Source records:
╔══

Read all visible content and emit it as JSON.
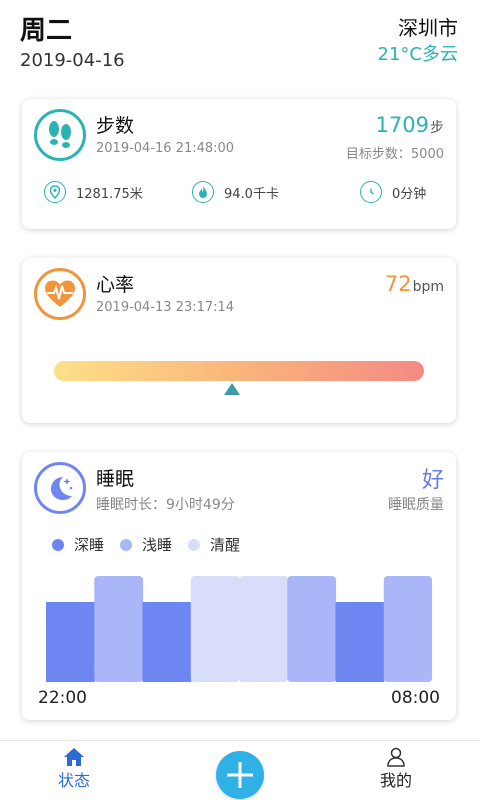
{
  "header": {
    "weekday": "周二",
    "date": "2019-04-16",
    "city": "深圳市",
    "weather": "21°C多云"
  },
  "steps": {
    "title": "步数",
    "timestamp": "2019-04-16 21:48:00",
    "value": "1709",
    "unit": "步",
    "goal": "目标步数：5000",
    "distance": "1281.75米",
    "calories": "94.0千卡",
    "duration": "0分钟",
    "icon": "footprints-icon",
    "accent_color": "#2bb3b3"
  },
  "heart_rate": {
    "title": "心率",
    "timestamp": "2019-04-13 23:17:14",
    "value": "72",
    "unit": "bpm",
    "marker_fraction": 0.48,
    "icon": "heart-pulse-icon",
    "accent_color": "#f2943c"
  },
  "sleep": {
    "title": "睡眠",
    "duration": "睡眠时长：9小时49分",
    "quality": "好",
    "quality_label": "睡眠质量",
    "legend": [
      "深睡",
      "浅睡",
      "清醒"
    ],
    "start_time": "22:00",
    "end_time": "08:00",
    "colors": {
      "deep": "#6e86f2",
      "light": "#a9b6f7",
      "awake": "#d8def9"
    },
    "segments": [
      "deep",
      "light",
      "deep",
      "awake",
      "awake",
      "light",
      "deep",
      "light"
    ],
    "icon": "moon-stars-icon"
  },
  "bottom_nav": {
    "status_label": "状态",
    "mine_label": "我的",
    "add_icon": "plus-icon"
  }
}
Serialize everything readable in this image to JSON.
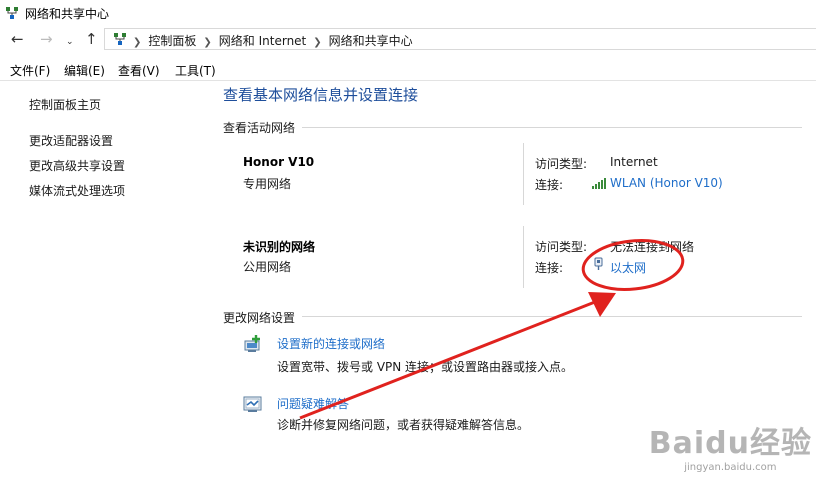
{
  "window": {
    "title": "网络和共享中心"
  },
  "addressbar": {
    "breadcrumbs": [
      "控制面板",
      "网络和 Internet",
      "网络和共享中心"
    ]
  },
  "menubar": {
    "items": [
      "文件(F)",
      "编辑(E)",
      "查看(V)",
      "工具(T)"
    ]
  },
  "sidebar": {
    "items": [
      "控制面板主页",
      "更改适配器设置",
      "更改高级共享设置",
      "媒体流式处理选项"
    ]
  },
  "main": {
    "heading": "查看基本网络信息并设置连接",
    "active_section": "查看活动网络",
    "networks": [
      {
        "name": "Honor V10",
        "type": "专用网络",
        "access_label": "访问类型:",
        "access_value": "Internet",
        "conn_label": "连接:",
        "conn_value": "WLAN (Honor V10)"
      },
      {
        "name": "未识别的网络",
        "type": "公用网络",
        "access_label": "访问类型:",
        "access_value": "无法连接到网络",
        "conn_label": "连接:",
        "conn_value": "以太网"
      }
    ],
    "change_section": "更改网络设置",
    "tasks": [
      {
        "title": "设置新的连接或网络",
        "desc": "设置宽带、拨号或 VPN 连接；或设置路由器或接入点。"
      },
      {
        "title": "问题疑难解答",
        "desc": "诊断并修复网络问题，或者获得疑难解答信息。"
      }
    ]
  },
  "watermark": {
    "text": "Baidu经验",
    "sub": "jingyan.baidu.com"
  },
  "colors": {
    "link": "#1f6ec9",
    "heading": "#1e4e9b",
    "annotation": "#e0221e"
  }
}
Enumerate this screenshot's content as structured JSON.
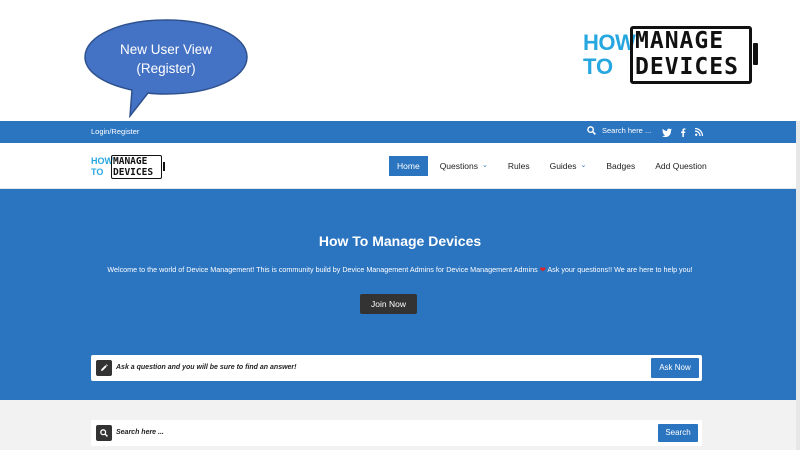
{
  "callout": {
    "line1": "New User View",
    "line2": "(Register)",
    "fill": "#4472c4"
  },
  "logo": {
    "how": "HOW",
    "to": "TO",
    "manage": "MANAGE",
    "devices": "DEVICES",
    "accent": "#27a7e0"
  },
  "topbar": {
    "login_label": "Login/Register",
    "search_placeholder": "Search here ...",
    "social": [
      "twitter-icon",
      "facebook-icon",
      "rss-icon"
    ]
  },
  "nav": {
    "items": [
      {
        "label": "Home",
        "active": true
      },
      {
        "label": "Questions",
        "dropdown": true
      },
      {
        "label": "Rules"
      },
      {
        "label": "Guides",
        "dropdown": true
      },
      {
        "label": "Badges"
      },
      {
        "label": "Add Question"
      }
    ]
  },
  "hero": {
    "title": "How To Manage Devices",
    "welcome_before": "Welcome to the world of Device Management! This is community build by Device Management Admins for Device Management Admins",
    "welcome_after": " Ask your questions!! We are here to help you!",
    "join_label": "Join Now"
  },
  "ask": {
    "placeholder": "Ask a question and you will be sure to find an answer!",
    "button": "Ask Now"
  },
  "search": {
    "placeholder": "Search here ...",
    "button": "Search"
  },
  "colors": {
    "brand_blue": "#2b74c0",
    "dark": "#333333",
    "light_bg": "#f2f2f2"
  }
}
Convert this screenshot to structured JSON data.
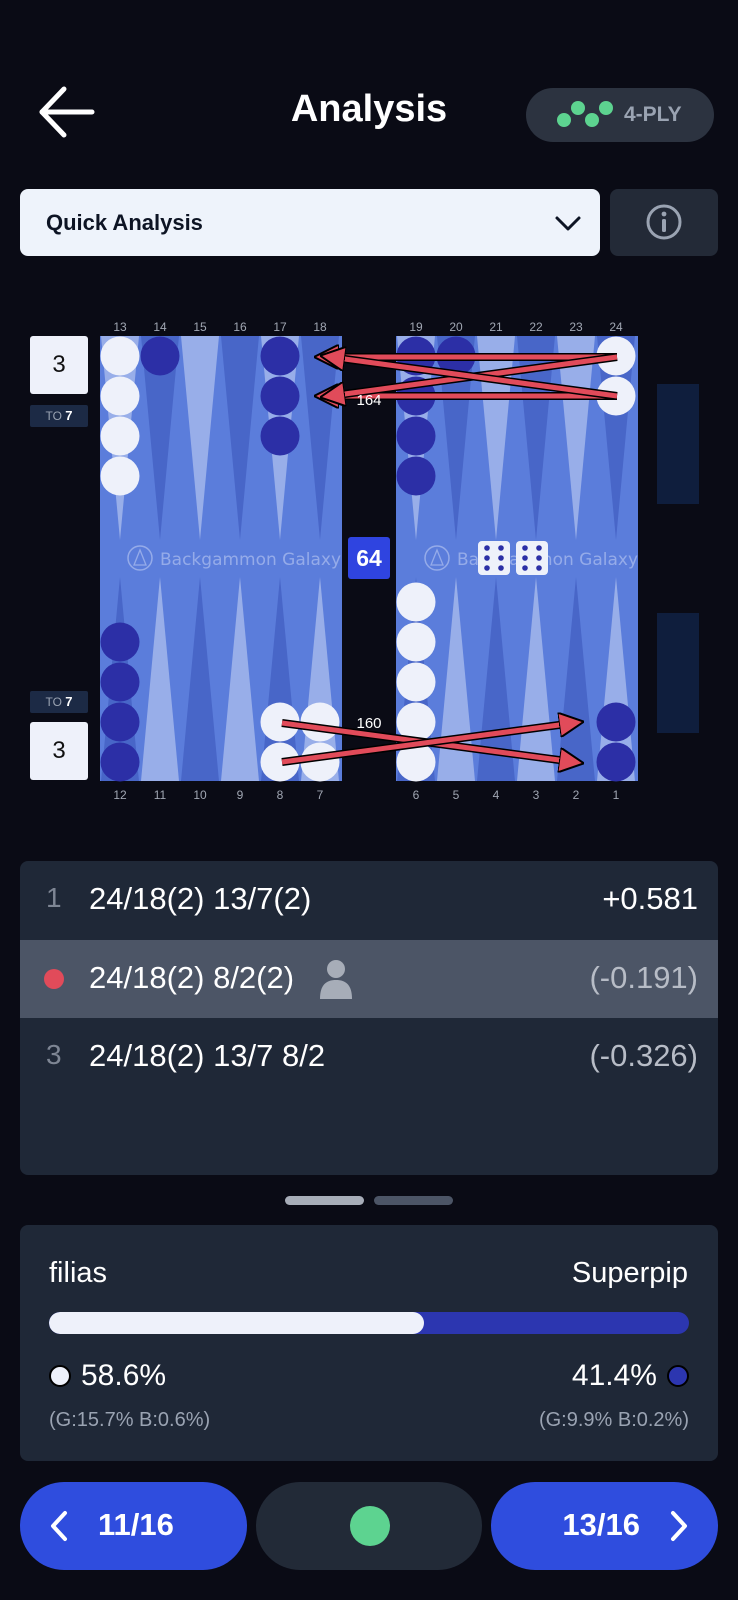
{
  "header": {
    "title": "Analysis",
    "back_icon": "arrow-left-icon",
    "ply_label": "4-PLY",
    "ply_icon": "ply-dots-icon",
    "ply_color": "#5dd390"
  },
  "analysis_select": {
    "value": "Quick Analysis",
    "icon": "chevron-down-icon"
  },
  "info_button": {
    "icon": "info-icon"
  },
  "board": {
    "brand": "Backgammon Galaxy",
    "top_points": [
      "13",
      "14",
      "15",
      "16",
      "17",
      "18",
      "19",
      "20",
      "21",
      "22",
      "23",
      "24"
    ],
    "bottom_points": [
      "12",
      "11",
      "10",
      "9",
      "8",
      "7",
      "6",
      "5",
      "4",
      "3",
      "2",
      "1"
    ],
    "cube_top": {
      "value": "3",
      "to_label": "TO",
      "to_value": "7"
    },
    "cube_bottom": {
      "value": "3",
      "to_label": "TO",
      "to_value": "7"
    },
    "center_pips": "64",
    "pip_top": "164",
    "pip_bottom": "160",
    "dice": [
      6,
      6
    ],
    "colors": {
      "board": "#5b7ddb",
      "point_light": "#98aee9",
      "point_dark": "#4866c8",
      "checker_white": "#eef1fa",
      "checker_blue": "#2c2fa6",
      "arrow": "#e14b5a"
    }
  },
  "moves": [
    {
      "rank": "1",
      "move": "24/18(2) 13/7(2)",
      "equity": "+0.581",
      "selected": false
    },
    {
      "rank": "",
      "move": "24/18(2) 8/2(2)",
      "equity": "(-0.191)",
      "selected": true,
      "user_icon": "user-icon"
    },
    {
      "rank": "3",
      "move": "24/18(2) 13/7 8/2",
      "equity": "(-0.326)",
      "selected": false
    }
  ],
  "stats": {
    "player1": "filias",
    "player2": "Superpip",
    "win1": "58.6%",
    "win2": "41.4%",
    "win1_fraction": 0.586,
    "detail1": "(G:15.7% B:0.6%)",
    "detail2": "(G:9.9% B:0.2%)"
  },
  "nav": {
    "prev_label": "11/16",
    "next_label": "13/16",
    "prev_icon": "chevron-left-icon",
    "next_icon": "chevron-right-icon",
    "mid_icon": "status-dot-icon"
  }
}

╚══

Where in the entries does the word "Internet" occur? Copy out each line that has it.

      "网络和 Internet",
        "access_value": "Internet",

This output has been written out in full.